Some of ACSI’s solutions for taming the fear factor for immigrants, run parallel to an article published by the Partnership for Public Health Law in their article, Opportunities for Maximizing Revenue and Access to Care for Immigrant Populations. Firstly, hiring bilingual and bicultural staff is supremely important, in this case, to run a successful clinic. Also, providing volunteer interpreters with initial and ongoing training. Educating the administrative and legal staff about benefits that language access provides concerning risk management, as well as creating and making available online: sample forms, privacy practices, translated materials, are paramount. These online materials should be shared with CHCs, LHDs and hospitals. The article also gives the following information that may prove helpful, as it provides information on how to consult the National Standards of Practice for Interpreters in Health Care, National Council on Interpreting in Health Care, September 2005, for additional best practices on medical interpretation.

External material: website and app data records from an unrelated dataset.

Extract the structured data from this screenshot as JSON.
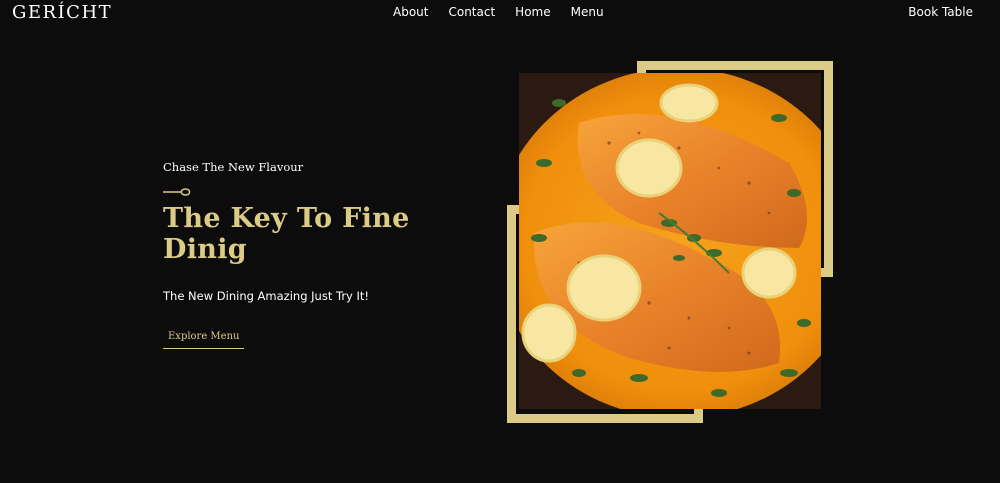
{
  "header": {
    "logo": "GERÍCHT",
    "nav": [
      "About",
      "Contact",
      "Home",
      "Menu"
    ],
    "book_table": "Book Table"
  },
  "hero": {
    "subtitle": "Chase The New Flavour",
    "title": "The Key To Fine Dinig",
    "tagline": "The New Dining Amazing Just Try It!",
    "cta": "Explore Menu",
    "spoon_icon": "spoon-icon",
    "image": "salmon-dish-image"
  },
  "colors": {
    "background": "#0c0c0c",
    "accent_gold": "#dcca87",
    "text": "#ffffff"
  }
}
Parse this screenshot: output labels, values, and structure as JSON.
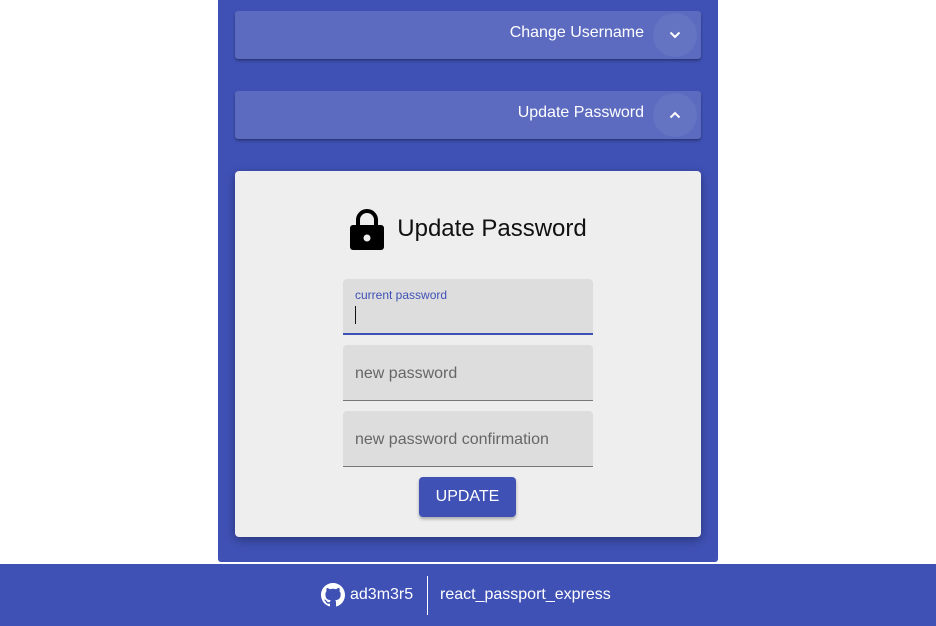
{
  "accordions": {
    "change_username": {
      "label": "Change Username",
      "expanded": false
    },
    "update_password": {
      "label": "Update Password",
      "expanded": true
    }
  },
  "form": {
    "title": "Update Password",
    "icon": "lock-icon",
    "fields": {
      "current_password": {
        "label": "current password",
        "value": ""
      },
      "new_password": {
        "placeholder": "new password",
        "value": ""
      },
      "new_password_confirmation": {
        "placeholder": "new password confirmation",
        "value": ""
      }
    },
    "submit_label": "UPDATE"
  },
  "footer": {
    "user_icon": "github-icon",
    "username": "ad3m3r5",
    "repo": "react_passport_express"
  },
  "colors": {
    "primary": "#3f51b5",
    "accordion": "#5c6bc0",
    "card": "#eeeeee",
    "field": "#dddddd"
  }
}
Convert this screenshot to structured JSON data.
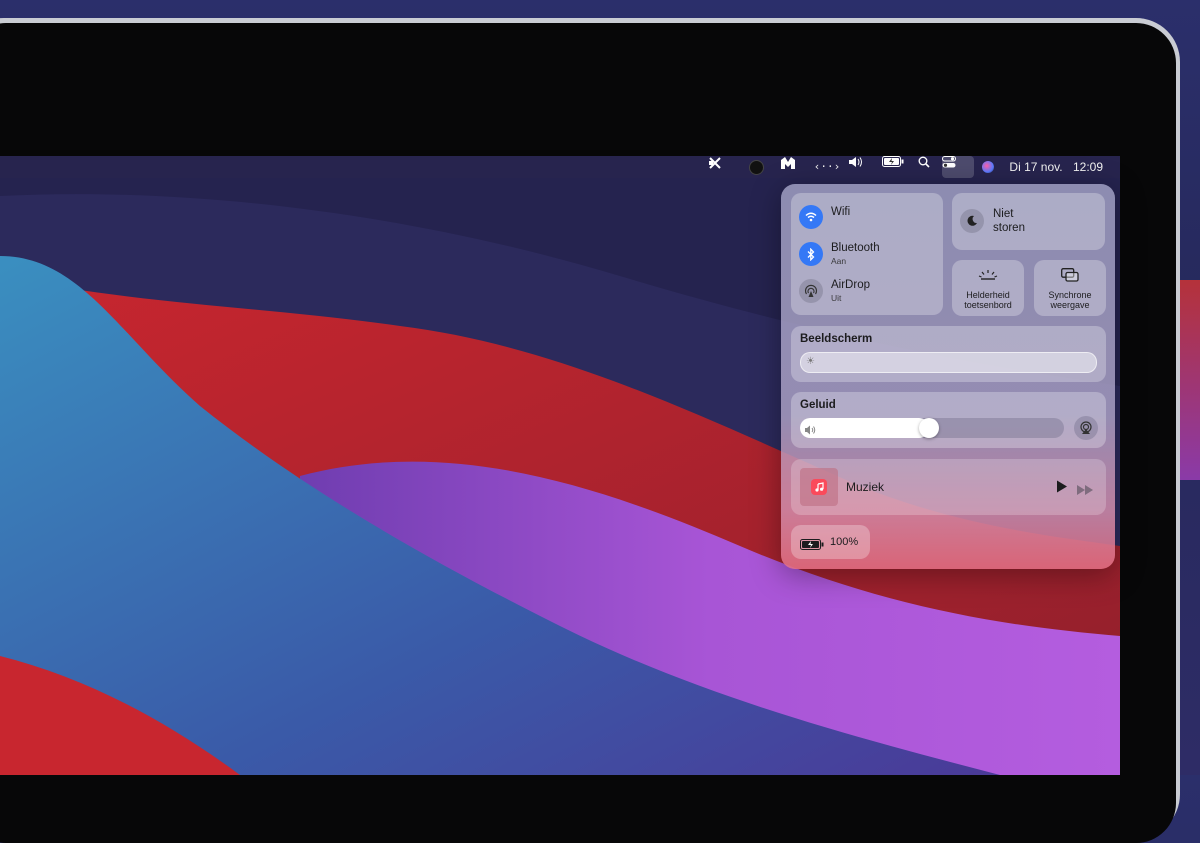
{
  "menubar": {
    "date": "Di 17 nov.",
    "time": "12:09"
  },
  "control_center": {
    "wifi": {
      "label": "Wifi"
    },
    "bluetooth": {
      "label": "Bluetooth",
      "status": "Aan"
    },
    "airdrop": {
      "label": "AirDrop",
      "status": "Uit"
    },
    "do_not_disturb": {
      "line1": "Niet",
      "line2": "storen"
    },
    "keyboard_brightness": {
      "line1": "Helderheid",
      "line2": "toetsenbord"
    },
    "screen_mirroring": {
      "line1": "Synchrone",
      "line2": "weergave"
    },
    "display": {
      "label": "Beeldscherm",
      "brightness": 0.0
    },
    "sound": {
      "label": "Geluid",
      "volume": 0.45
    },
    "music": {
      "label": "Muziek"
    },
    "battery": {
      "label": "100%"
    }
  },
  "colors": {
    "accent_blue": "#3478f6",
    "music_red": "#fa4a5b"
  },
  "icons": [
    "menu-extra-icon",
    "circle-app-icon",
    "malwarebytes-icon",
    "code-icon",
    "volume-icon",
    "battery-icon",
    "search-icon",
    "control-center-icon",
    "siri-icon",
    "wifi-icon",
    "bluetooth-icon",
    "airdrop-icon",
    "moon-icon",
    "keyboard-brightness-icon",
    "screen-mirroring-icon",
    "sun-icon",
    "speaker-icon",
    "airplay-icon",
    "music-note-icon",
    "play-icon",
    "forward-icon"
  ]
}
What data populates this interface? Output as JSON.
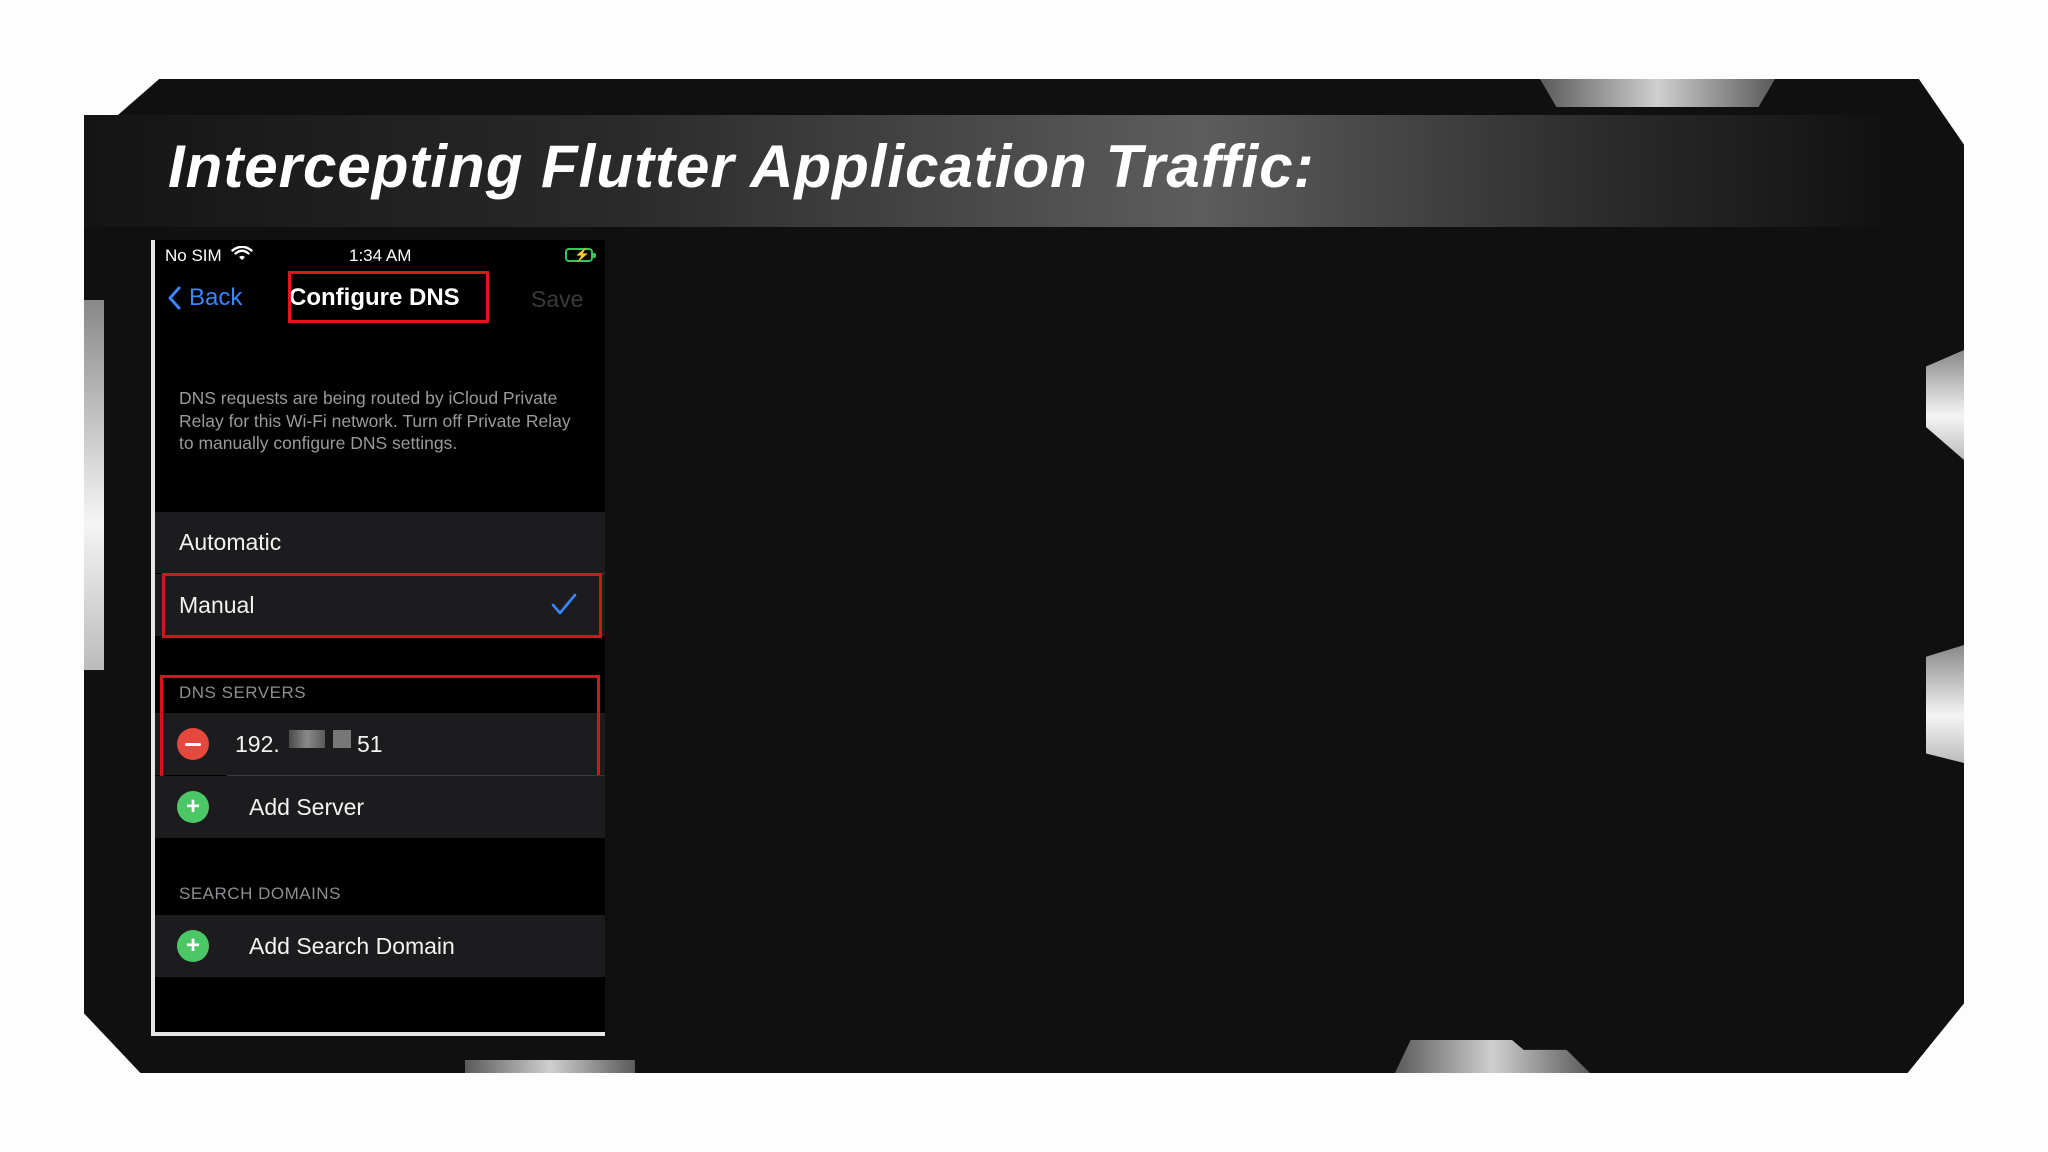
{
  "slide": {
    "title": "Intercepting Flutter Application Traffic:"
  },
  "status_bar": {
    "carrier": "No SIM",
    "time": "1:34 AM"
  },
  "nav": {
    "back_label": "Back",
    "title": "Configure DNS",
    "save_label": "Save"
  },
  "note": "DNS requests are being routed by iCloud Private Relay for this Wi-Fi network. Turn off Private Relay to manually configure DNS settings.",
  "dns_mode": {
    "options": [
      {
        "label": "Automatic",
        "selected": false
      },
      {
        "label": "Manual",
        "selected": true
      }
    ]
  },
  "dns_servers": {
    "section_label": "DNS SERVERS",
    "server_prefix": "192.",
    "server_suffix": "51",
    "add_label": "Add Server"
  },
  "search_domains": {
    "section_label": "SEARCH DOMAINS",
    "add_label": "Add Search Domain"
  },
  "colors": {
    "accent_blue": "#3a86ff",
    "highlight_red": "#d3151c",
    "add_green": "#34c759",
    "remove_red": "#ff453a"
  }
}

Now we’ll discuss ACSI as a direct solution to the fear immigrant communities are experiencing; once we are able to quell these fears by implementing language access, we may begin to see health care applications and acceptances increase in the U.S. ACSI functions as more than a translation company, which strengthens to our abilities when addressing this very real fear factor common among immigrant communities. ACSI’s Language Access Maturity Model ™ (LAMM) consists of nine different response levels that enterprises exhibit concerning language services. The levels, beginning at -3 (Suppress) and rising to +5 (Transformed), identify how an organization may integrate language services into its own functions. This kind of identification can help ACSI set targets for improvement.

For example, if we pair ACSI with a Community Health Center (CHC) who may be at a Level 1 (ADHOC), in which the center only responds to multicultural opportunities on a case-by-case basis with no formal processes, ACSI’s goal is to then propel the CHC to a Level 2 (Recurring). At a Level 2, ACSI focuses on the CHC beginning to formalize processes for core localization tasks (the CHC would adapt to their strategies to fit their specific locale), and they also recognize their need for a leader. ACSI’s objective is to bring the CHC to the final level, 5 (Transformed), in which the center treats localization as just another business process, continuously improving as they integrate their individuals in need and requirements into all strategic and operational planning.

Two helpful and interrelated pieces to the LAMM are Strategy and Management. We would apply Strategy to elevate the CHC from no awareness and no cohesiveness, to true language access awareness, by including language at an institutional level to complement the CHC’s

strategic initiatives. Then, the Management part to the puzzle would come together to transform your staffing model from no dedicated team to a language access team, working along-side ACSI. This combination will surely effect change and provide everything necessary to alter the immigrant community’s interpretation and navigation of the health care system.

“Health care” and “fear” should not be synonymous within immigrant communities, and only through ACSI’s true push for more cultural awareness and more prevalent language access will we be able to pry these words apart. ACSI has four principles to help you as our client accomplish these goals: Collaboration, Discovery, Execution and Creation. We will form our team with you; perform thorough research to establish your needs; oversee the design and management; and ultimately develop the plan that reaches your goal—in this case, to provide eligible individuals who live in immigrant communities the necessary health care they deserve, especially during this destructive pandemic. This type of positive outcome is ACSI’s goal as well; through more available language access, which in turn fosters calm not fear, we will see individuals in our immigrant communities thrive with their new found understanding of our health care system.